The answer must be a single number: how many lines of the records below hold the word "label".

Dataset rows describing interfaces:
'''

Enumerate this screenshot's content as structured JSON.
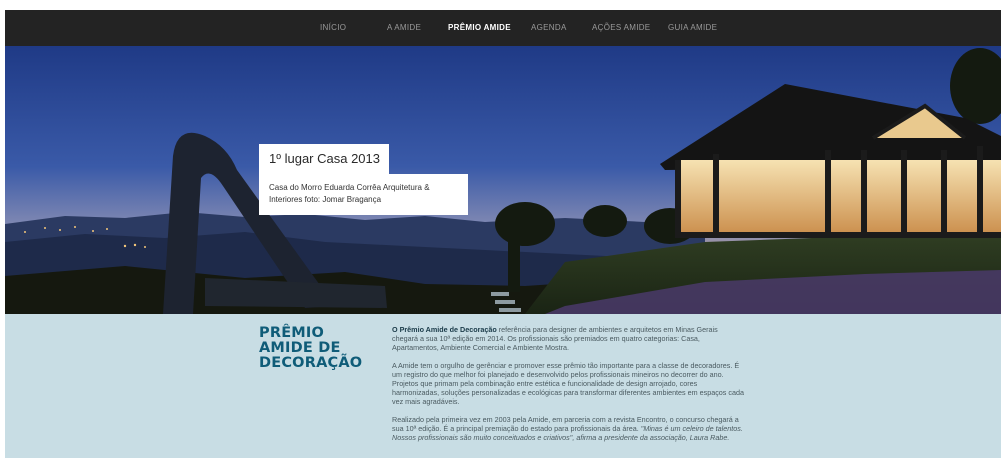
{
  "nav": {
    "items": [
      {
        "label": "INÍCIO",
        "active": false
      },
      {
        "label": "A AMIDE",
        "active": false
      },
      {
        "label": "PRÊMIO AMIDE",
        "active": true
      },
      {
        "label": "AGENDA",
        "active": false
      },
      {
        "label": "AÇÕES AMIDE",
        "active": false
      },
      {
        "label": "GUIA AMIDE",
        "active": false
      }
    ]
  },
  "slide": {
    "title": "1º lugar Casa 2013",
    "caption": "Casa do Morro Eduarda Corrêa Arquitetura & Interiores foto: Jomar Bragança",
    "active_index": 0,
    "count": 2
  },
  "award": {
    "title_line1": "PRÊMIO",
    "title_line2": "AMIDE DE",
    "title_line3": "DECORAÇÃO",
    "p1_strong": "O Prêmio Amide de Decoração",
    "p1_rest": " referência para designer de ambientes e arquitetos em Minas Gerais chegará a sua 10ª edição em 2014. Os profissionais são premiados em quatro categorias: Casa, Apartamentos, Ambiente Comercial e Ambiente Mostra.",
    "p2": "A Amide tem o orgulho de gerênciar e promover esse prêmio tão importante para a classe de decoradores. É um registro do que melhor foi planejado e desenvolvido pelos profissionais mineiros no decorrer do ano. Projetos que primam pela combinação entre estética e funcionalidade de design arrojado, cores harmonizadas, soluções personalizadas e ecológicas para transformar diferentes ambientes em espaços cada vez mais agradáveis.",
    "p3_plain": "Realizado pela primeira vez em 2003 pela Amide, em parceria com a revista Encontro, o concurso chegará a sua 10ª edição. É a principal premiação do estado para profissionais da área.",
    "p3_quote": " \"Minas é um celeiro de talentos. Nossos profissionais são muito conceituados e criativos\", afirma a presidente da associação, Laura Rabe."
  },
  "colors": {
    "nav_bg": "#232323",
    "info_bg": "#c8dde4",
    "title_color": "#0f5c78"
  }
}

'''

EXERCISE SOLUTION:
6